■ Task item
Check each line of the material for the string "static", then give only how many lines have it.

■ Material to process
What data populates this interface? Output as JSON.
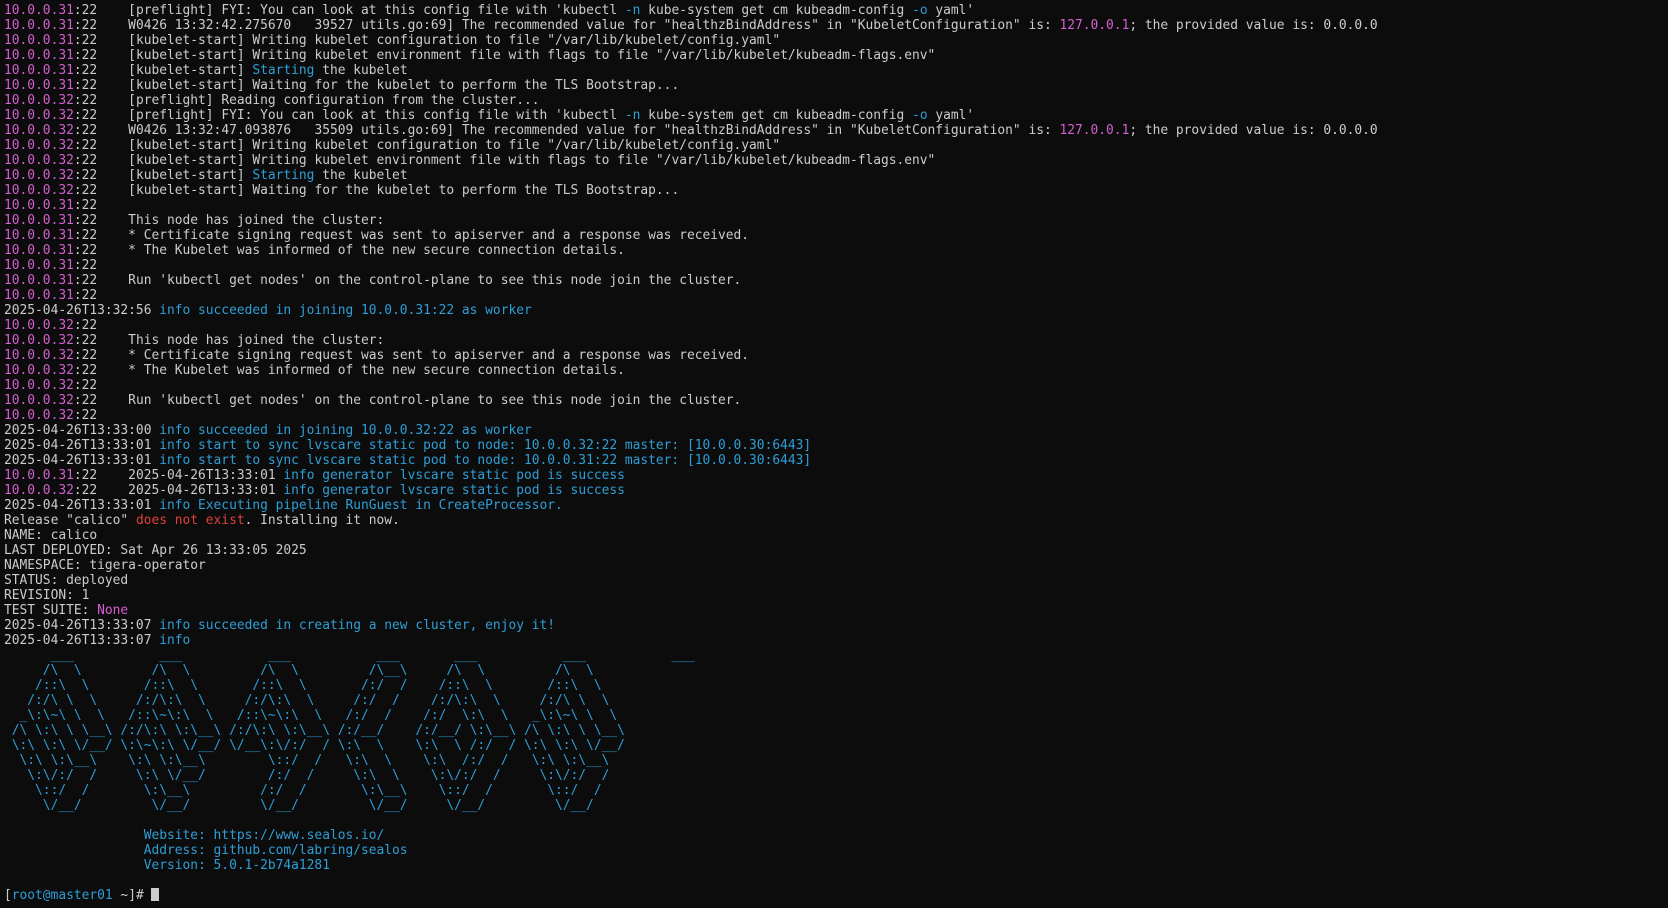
{
  "colors": {
    "background": "#0c0c0c",
    "default_text": "#cccccc",
    "magenta": "#d45fd0",
    "cyan": "#2f9ed6",
    "red": "#e0403b"
  },
  "lines": [
    [
      {
        "t": "10.0.0.31",
        "c": "magenta"
      },
      {
        "t": ":22    [preflight] FYI: You can look at this config file with 'kubectl "
      },
      {
        "t": "-n",
        "c": "cyan"
      },
      {
        "t": " kube-system get cm kubeadm-config "
      },
      {
        "t": "-o",
        "c": "cyan"
      },
      {
        "t": " yaml'"
      }
    ],
    [
      {
        "t": "10.0.0.31",
        "c": "magenta"
      },
      {
        "t": ":22    W0426 13:32:42.275670   39527 utils.go:69] The recommended value for \"healthzBindAddress\" in \"KubeletConfiguration\" is: "
      },
      {
        "t": "127.0.0.1",
        "c": "magenta"
      },
      {
        "t": "; the provided value is: 0.0.0.0"
      }
    ],
    [
      {
        "t": "10.0.0.31",
        "c": "magenta"
      },
      {
        "t": ":22    [kubelet-start] Writing kubelet configuration to file \"/var/lib/kubelet/config.yaml\""
      }
    ],
    [
      {
        "t": "10.0.0.31",
        "c": "magenta"
      },
      {
        "t": ":22    [kubelet-start] Writing kubelet environment file with flags to file \"/var/lib/kubelet/kubeadm-flags.env\""
      }
    ],
    [
      {
        "t": "10.0.0.31",
        "c": "magenta"
      },
      {
        "t": ":22    [kubelet-start] "
      },
      {
        "t": "Starting",
        "c": "cyan"
      },
      {
        "t": " the kubelet"
      }
    ],
    [
      {
        "t": "10.0.0.31",
        "c": "magenta"
      },
      {
        "t": ":22    [kubelet-start] Waiting for the kubelet to perform the TLS Bootstrap..."
      }
    ],
    [
      {
        "t": "10.0.0.32",
        "c": "magenta"
      },
      {
        "t": ":22    [preflight] Reading configuration from the cluster..."
      }
    ],
    [
      {
        "t": "10.0.0.32",
        "c": "magenta"
      },
      {
        "t": ":22    [preflight] FYI: You can look at this config file with 'kubectl "
      },
      {
        "t": "-n",
        "c": "cyan"
      },
      {
        "t": " kube-system get cm kubeadm-config "
      },
      {
        "t": "-o",
        "c": "cyan"
      },
      {
        "t": " yaml'"
      }
    ],
    [
      {
        "t": "10.0.0.32",
        "c": "magenta"
      },
      {
        "t": ":22    W0426 13:32:47.093876   35509 utils.go:69] The recommended value for \"healthzBindAddress\" in \"KubeletConfiguration\" is: "
      },
      {
        "t": "127.0.0.1",
        "c": "magenta"
      },
      {
        "t": "; the provided value is: 0.0.0.0"
      }
    ],
    [
      {
        "t": "10.0.0.32",
        "c": "magenta"
      },
      {
        "t": ":22    [kubelet-start] Writing kubelet configuration to file \"/var/lib/kubelet/config.yaml\""
      }
    ],
    [
      {
        "t": "10.0.0.32",
        "c": "magenta"
      },
      {
        "t": ":22    [kubelet-start] Writing kubelet environment file with flags to file \"/var/lib/kubelet/kubeadm-flags.env\""
      }
    ],
    [
      {
        "t": "10.0.0.32",
        "c": "magenta"
      },
      {
        "t": ":22    [kubelet-start] "
      },
      {
        "t": "Starting",
        "c": "cyan"
      },
      {
        "t": " the kubelet"
      }
    ],
    [
      {
        "t": "10.0.0.32",
        "c": "magenta"
      },
      {
        "t": ":22    [kubelet-start] Waiting for the kubelet to perform the TLS Bootstrap..."
      }
    ],
    [
      {
        "t": "10.0.0.31",
        "c": "magenta"
      },
      {
        "t": ":22"
      }
    ],
    [
      {
        "t": "10.0.0.31",
        "c": "magenta"
      },
      {
        "t": ":22    This node has joined the cluster:"
      }
    ],
    [
      {
        "t": "10.0.0.31",
        "c": "magenta"
      },
      {
        "t": ":22    * Certificate signing request was sent to apiserver and a response was received."
      }
    ],
    [
      {
        "t": "10.0.0.31",
        "c": "magenta"
      },
      {
        "t": ":22    * The Kubelet was informed of the new secure connection details."
      }
    ],
    [
      {
        "t": "10.0.0.31",
        "c": "magenta"
      },
      {
        "t": ":22"
      }
    ],
    [
      {
        "t": "10.0.0.31",
        "c": "magenta"
      },
      {
        "t": ":22    Run 'kubectl get nodes' on the control-plane to see this node join the cluster."
      }
    ],
    [
      {
        "t": "10.0.0.31",
        "c": "magenta"
      },
      {
        "t": ":22"
      }
    ],
    [
      {
        "t": "2025-04-26T13:32:56 "
      },
      {
        "t": "info succeeded in joining 10.0.0.31:22 as worker",
        "c": "cyan"
      }
    ],
    [
      {
        "t": "10.0.0.32",
        "c": "magenta"
      },
      {
        "t": ":22"
      }
    ],
    [
      {
        "t": "10.0.0.32",
        "c": "magenta"
      },
      {
        "t": ":22    This node has joined the cluster:"
      }
    ],
    [
      {
        "t": "10.0.0.32",
        "c": "magenta"
      },
      {
        "t": ":22    * Certificate signing request was sent to apiserver and a response was received."
      }
    ],
    [
      {
        "t": "10.0.0.32",
        "c": "magenta"
      },
      {
        "t": ":22    * The Kubelet was informed of the new secure connection details."
      }
    ],
    [
      {
        "t": "10.0.0.32",
        "c": "magenta"
      },
      {
        "t": ":22"
      }
    ],
    [
      {
        "t": "10.0.0.32",
        "c": "magenta"
      },
      {
        "t": ":22    Run 'kubectl get nodes' on the control-plane to see this node join the cluster."
      }
    ],
    [
      {
        "t": "10.0.0.32",
        "c": "magenta"
      },
      {
        "t": ":22"
      }
    ],
    [
      {
        "t": "2025-04-26T13:33:00 "
      },
      {
        "t": "info succeeded in joining 10.0.0.32:22 as worker",
        "c": "cyan"
      }
    ],
    [
      {
        "t": "2025-04-26T13:33:01 "
      },
      {
        "t": "info start to sync lvscare static pod to node: 10.0.0.32:22 master: [10.0.0.30:6443]",
        "c": "cyan"
      }
    ],
    [
      {
        "t": "2025-04-26T13:33:01 "
      },
      {
        "t": "info start to sync lvscare static pod to node: 10.0.0.31:22 master: [10.0.0.30:6443]",
        "c": "cyan"
      }
    ],
    [
      {
        "t": "10.0.0.31",
        "c": "magenta"
      },
      {
        "t": ":22    2025-04-26T13:33:01 "
      },
      {
        "t": "info generator lvscare static pod is success",
        "c": "cyan"
      }
    ],
    [
      {
        "t": "10.0.0.32",
        "c": "magenta"
      },
      {
        "t": ":22    2025-04-26T13:33:01 "
      },
      {
        "t": "info generator lvscare static pod is success",
        "c": "cyan"
      }
    ],
    [
      {
        "t": "2025-04-26T13:33:01 "
      },
      {
        "t": "info Executing pipeline RunGuest in CreateProcessor.",
        "c": "cyan"
      }
    ],
    [
      {
        "t": "Release \"calico\" "
      },
      {
        "t": "does not exist",
        "c": "red"
      },
      {
        "t": ". Installing it now."
      }
    ],
    [
      {
        "t": "NAME: calico"
      }
    ],
    [
      {
        "t": "LAST DEPLOYED: Sat Apr 26 13:33:05 2025"
      }
    ],
    [
      {
        "t": "NAMESPACE: tigera-operator"
      }
    ],
    [
      {
        "t": "STATUS: deployed"
      }
    ],
    [
      {
        "t": "REVISION: 1"
      }
    ],
    [
      {
        "t": "TEST SUITE: "
      },
      {
        "t": "None",
        "c": "magenta"
      }
    ],
    [
      {
        "t": "2025-04-26T13:33:07 "
      },
      {
        "t": "info succeeded in creating a new cluster, enjoy it!",
        "c": "cyan"
      }
    ],
    [
      {
        "t": "2025-04-26T13:33:07 "
      },
      {
        "t": "info",
        "c": "cyan"
      }
    ],
    [
      {
        "t": "      ___           ___           ___           ___       ___           ___           ___     ",
        "c": "cyan"
      }
    ],
    [
      {
        "t": "     /\\  \\         /\\  \\         /\\  \\         /\\__\\     /\\  \\         /\\  \\    ",
        "c": "cyan"
      }
    ],
    [
      {
        "t": "    /::\\  \\       /::\\  \\       /::\\  \\       /:/  /    /::\\  \\       /::\\  \\   ",
        "c": "cyan"
      }
    ],
    [
      {
        "t": "   /:/\\ \\  \\     /:/\\:\\  \\     /:/\\:\\  \\     /:/  /    /:/\\:\\  \\     /:/\\ \\  \\  ",
        "c": "cyan"
      }
    ],
    [
      {
        "t": "  _\\:\\~\\ \\  \\   /::\\~\\:\\  \\   /::\\~\\:\\  \\   /:/  /    /:/  \\:\\  \\   _\\:\\~\\ \\  \\ ",
        "c": "cyan"
      }
    ],
    [
      {
        "t": " /\\ \\:\\ \\ \\__\\ /:/\\:\\ \\:\\__\\ /:/\\:\\ \\:\\__\\ /:/__/    /:/__/ \\:\\__\\ /\\ \\:\\ \\ \\__\\",
        "c": "cyan"
      }
    ],
    [
      {
        "t": " \\:\\ \\:\\ \\/__/ \\:\\~\\:\\ \\/__/ \\/__\\:\\/:/  / \\:\\  \\    \\:\\  \\ /:/  / \\:\\ \\:\\ \\/__/",
        "c": "cyan"
      }
    ],
    [
      {
        "t": "  \\:\\ \\:\\__\\    \\:\\ \\:\\__\\        \\::/  /   \\:\\  \\    \\:\\  /:/  /   \\:\\ \\:\\__\\  ",
        "c": "cyan"
      }
    ],
    [
      {
        "t": "   \\:\\/:/  /     \\:\\ \\/__/        /:/  /     \\:\\  \\    \\:\\/:/  /     \\:\\/:/  /  ",
        "c": "cyan"
      }
    ],
    [
      {
        "t": "    \\::/  /       \\:\\__\\         /:/  /       \\:\\__\\    \\::/  /       \\::/  /   ",
        "c": "cyan"
      }
    ],
    [
      {
        "t": "     \\/__/         \\/__/         \\/__/         \\/__/     \\/__/         \\/__/    ",
        "c": "cyan"
      }
    ],
    [
      {
        "t": ""
      }
    ],
    [
      {
        "t": "                  Website: https://www.sealos.io/",
        "c": "cyan"
      }
    ],
    [
      {
        "t": "                  Address: github.com/labring/sealos",
        "c": "cyan"
      }
    ],
    [
      {
        "t": "                  Version: 5.0.1-2b74a1281",
        "c": "cyan"
      }
    ],
    [
      {
        "t": ""
      }
    ],
    [
      {
        "t": "["
      },
      {
        "t": "root@master01",
        "c": "cyan"
      },
      {
        "t": " ~]# "
      }
    ]
  ]
}
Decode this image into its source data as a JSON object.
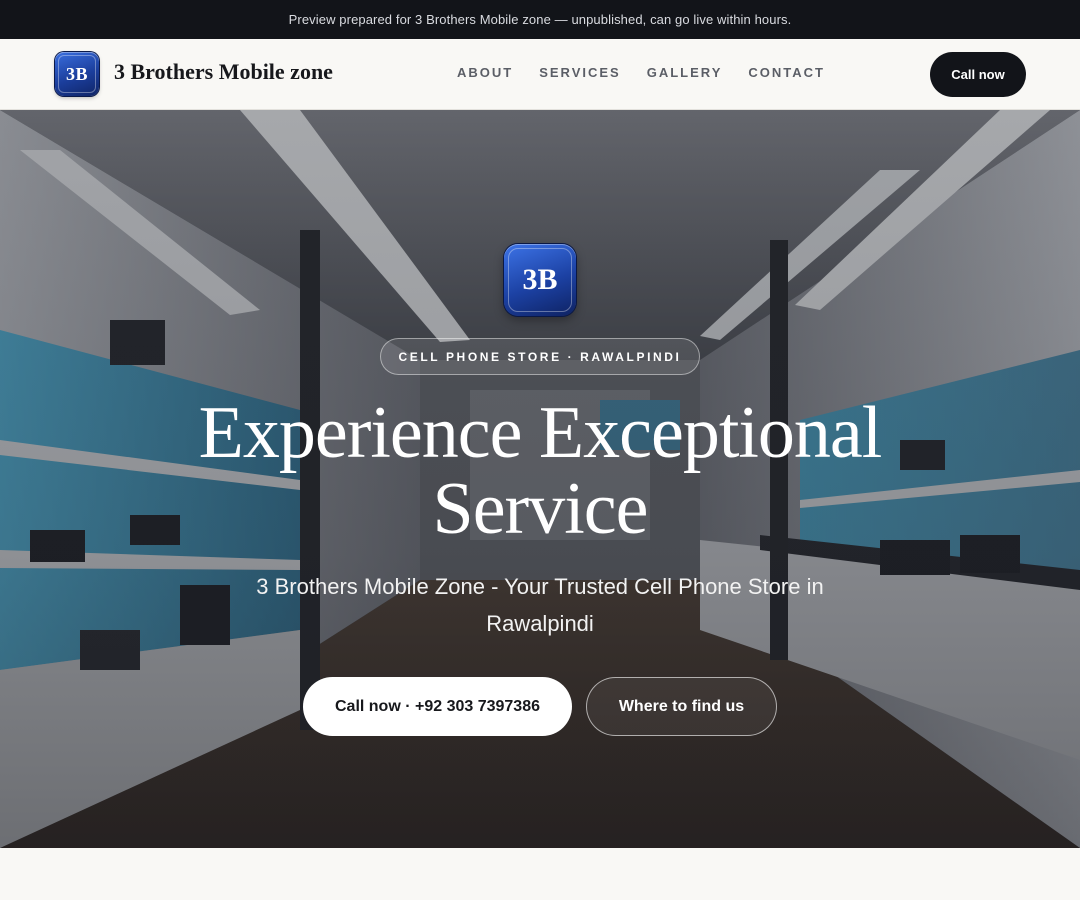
{
  "banner": {
    "text": "Preview prepared for 3 Brothers Mobile zone — unpublished, can go live within hours."
  },
  "header": {
    "logo_text": "3B",
    "brand_name": "3 Brothers Mobile zone",
    "nav": [
      "ABOUT",
      "SERVICES",
      "GALLERY",
      "CONTACT"
    ],
    "cta_label": "Call now"
  },
  "hero": {
    "logo_text": "3B",
    "eyebrow": "CELL PHONE STORE · RAWALPINDI",
    "title": "Experience Exceptional Service",
    "subtitle": "3 Brothers Mobile Zone - Your Trusted Cell Phone Store in Rawalpindi",
    "primary_button": "Call now · +92 303 7397386",
    "secondary_button": "Where to find us"
  },
  "colors": {
    "dark": "#121419",
    "page_bg": "#f9f8f5",
    "logo_blue": "#1b3e9c",
    "accent_cyan": "#2aa7d6"
  }
}
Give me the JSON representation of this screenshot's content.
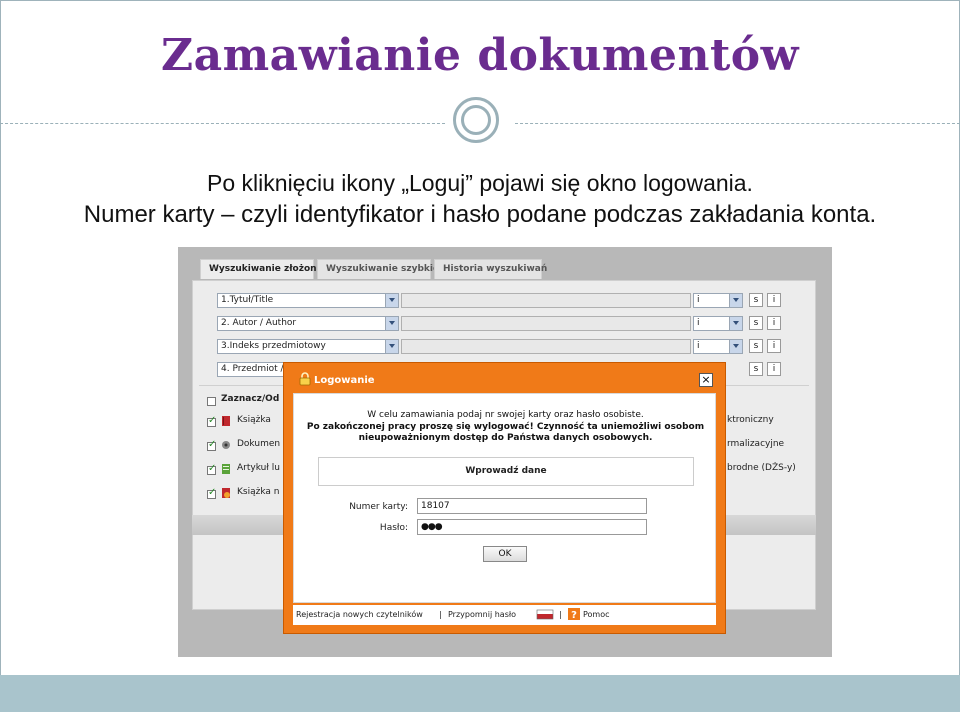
{
  "slide": {
    "title": "Zamawianie dokumentów",
    "caption_line1": "Po kliknięciu ikony „Loguj” pojawi się okno logowania.",
    "caption_line2": "Numer karty – czyli identyfikator i hasło podane podczas zakładania konta.",
    "colors": {
      "title": "#6a2c8f",
      "accent": "#a9c4cc",
      "dialog": "#f07a18"
    }
  },
  "search": {
    "tabs": [
      {
        "label": "Wyszukiwanie złożone"
      },
      {
        "label": "Wyszukiwanie szybkie"
      },
      {
        "label": "Historia wyszukiwań"
      }
    ],
    "rows": [
      {
        "field": "1.Tytuł/Title",
        "op": "i"
      },
      {
        "field": "2. Autor / Author",
        "op": "i"
      },
      {
        "field": "3.Indeks przedmiotowy",
        "op": "i"
      },
      {
        "field": "4. Przedmiot /",
        "op": ""
      }
    ],
    "row_buttons": {
      "s": "s",
      "i": "i"
    },
    "select_all_label": "Zaznacz/Od",
    "doc_types_left": [
      {
        "label": "Książka",
        "checked": true
      },
      {
        "label": "Dokumen",
        "checked": true
      },
      {
        "label": "Artykuł lu",
        "checked": true
      },
      {
        "label": "Książka n",
        "checked": true
      }
    ],
    "doc_types_right": [
      {
        "label": "ktroniczny"
      },
      {
        "label": "rmalizacyjne"
      },
      {
        "label": "brodne (DŻS-y)"
      }
    ]
  },
  "dialog": {
    "title": "Logowanie",
    "close": "×",
    "info_line1": "W celu zamawiania podaj nr swojej karty oraz hasło osobiste.",
    "info_line2": "Po zakończonej pracy proszę się wylogować! Czynność ta uniemożliwi osobom",
    "info_line3": "nieupoważnionym dostęp do Państwa danych osobowych.",
    "header": "Wprowadź dane",
    "card_label": "Numer karty:",
    "card_value": "18107",
    "password_label": "Hasło:",
    "password_value": "●●●",
    "ok_label": "OK",
    "footer": {
      "register": "Rejestracja nowych czytelników",
      "separator1": "|",
      "remind": "Przypomnij hasło",
      "separator2": "|",
      "help": "Pomoc"
    }
  }
}
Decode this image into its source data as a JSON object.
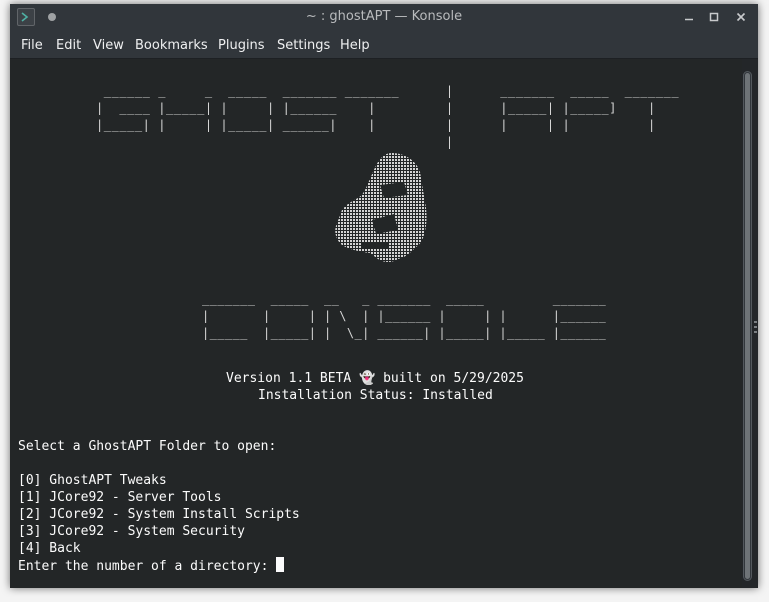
{
  "window": {
    "title": "~ : ghostAPT — Konsole",
    "icon": "konsole-terminal-icon",
    "controls": [
      "minimize",
      "maximize",
      "close"
    ]
  },
  "menu": [
    "File",
    "Edit",
    "View",
    "Bookmarks",
    "Plugins",
    "Settings",
    "Help"
  ],
  "banner": {
    "ghost_apt_art": " ______ _     _  _____  _______ _______      |      _______  _____  _______\n|  ____ |_____| |     | |______    |         |      |_____| |_____]    |   \n|_____| |     | |_____| ______|    |         |      |     | |          |   \n                                             |",
    "console_art": "_______  _____  __   _ _______  _____         _______\n|       |     | | \\  | |______ |     | |      |______\n|_____  |_____| |  \\_| ______| |_____| |_____ |______",
    "version_line": "Version 1.1 BETA 👻 built on 5/29/2025",
    "status_line": "Installation Status: Installed"
  },
  "prompt": {
    "heading": "Select a GhostAPT Folder to open:",
    "options": [
      "[0] GhostAPT Tweaks",
      "[1] JCore92 - Server Tools",
      "[2] JCore92 - System Install Scripts",
      "[3] JCore92 - System Security",
      "[4] Back"
    ],
    "input_prompt": "Enter the number of a directory: "
  },
  "colors": {
    "terminal_background": "#232627",
    "terminal_text": "#fcfcfc",
    "titlebar": "#31363b",
    "menu_text": "#eff0f1"
  }
}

■ Response to the task
4